→ **PROMPT**:
Among the entries that follow, find the lines containing the string "These" and copy them.

==*==

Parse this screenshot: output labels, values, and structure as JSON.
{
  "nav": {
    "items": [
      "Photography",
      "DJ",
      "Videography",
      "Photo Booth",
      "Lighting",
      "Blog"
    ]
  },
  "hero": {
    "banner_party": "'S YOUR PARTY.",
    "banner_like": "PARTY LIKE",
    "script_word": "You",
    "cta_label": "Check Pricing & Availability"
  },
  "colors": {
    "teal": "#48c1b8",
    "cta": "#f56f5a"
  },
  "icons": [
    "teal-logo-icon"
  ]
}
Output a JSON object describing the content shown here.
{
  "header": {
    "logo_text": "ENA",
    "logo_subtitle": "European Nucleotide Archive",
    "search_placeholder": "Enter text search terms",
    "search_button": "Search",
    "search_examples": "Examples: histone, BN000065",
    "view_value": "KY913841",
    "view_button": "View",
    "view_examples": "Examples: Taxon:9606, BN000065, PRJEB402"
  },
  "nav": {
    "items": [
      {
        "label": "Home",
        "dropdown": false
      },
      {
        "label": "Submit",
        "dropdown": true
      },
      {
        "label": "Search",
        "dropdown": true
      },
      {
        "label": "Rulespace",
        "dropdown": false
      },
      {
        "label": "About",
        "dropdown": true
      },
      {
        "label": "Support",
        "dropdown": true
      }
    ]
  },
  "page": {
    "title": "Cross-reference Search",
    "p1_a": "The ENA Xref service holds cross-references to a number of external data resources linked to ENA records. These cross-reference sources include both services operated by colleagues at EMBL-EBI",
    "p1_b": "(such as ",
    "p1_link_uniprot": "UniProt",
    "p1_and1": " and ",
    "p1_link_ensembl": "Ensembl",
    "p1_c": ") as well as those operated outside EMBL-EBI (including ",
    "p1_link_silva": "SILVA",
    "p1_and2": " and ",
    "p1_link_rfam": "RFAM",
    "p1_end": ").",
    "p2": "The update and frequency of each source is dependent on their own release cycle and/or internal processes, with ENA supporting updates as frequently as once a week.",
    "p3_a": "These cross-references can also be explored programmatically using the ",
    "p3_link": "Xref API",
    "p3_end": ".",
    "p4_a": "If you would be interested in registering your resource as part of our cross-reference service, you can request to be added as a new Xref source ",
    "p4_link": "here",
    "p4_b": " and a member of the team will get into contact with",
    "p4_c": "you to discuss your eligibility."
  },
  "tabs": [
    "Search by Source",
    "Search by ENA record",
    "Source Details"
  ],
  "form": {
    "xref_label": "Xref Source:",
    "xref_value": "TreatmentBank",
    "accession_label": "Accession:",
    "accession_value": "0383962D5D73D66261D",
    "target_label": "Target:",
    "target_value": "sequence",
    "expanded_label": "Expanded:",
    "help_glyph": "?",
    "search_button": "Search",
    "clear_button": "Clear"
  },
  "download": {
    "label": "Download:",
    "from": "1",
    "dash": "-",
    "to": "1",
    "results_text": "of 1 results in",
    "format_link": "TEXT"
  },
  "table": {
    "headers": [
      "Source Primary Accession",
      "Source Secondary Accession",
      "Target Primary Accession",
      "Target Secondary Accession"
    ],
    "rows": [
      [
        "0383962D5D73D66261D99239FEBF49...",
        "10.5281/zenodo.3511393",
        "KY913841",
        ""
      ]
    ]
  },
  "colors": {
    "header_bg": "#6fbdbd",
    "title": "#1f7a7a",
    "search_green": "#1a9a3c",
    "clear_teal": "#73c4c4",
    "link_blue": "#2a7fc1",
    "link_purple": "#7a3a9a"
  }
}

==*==

→ **EXERCISE ANSWER**:
    "p1_a": "The ENA Xref service holds cross-references to a number of external data resources linked to ENA records. These cross-reference sources include both services operated by colleagues at EMBL-EBI",
    "p3_a": "These cross-references can also be explored programmatically using the ",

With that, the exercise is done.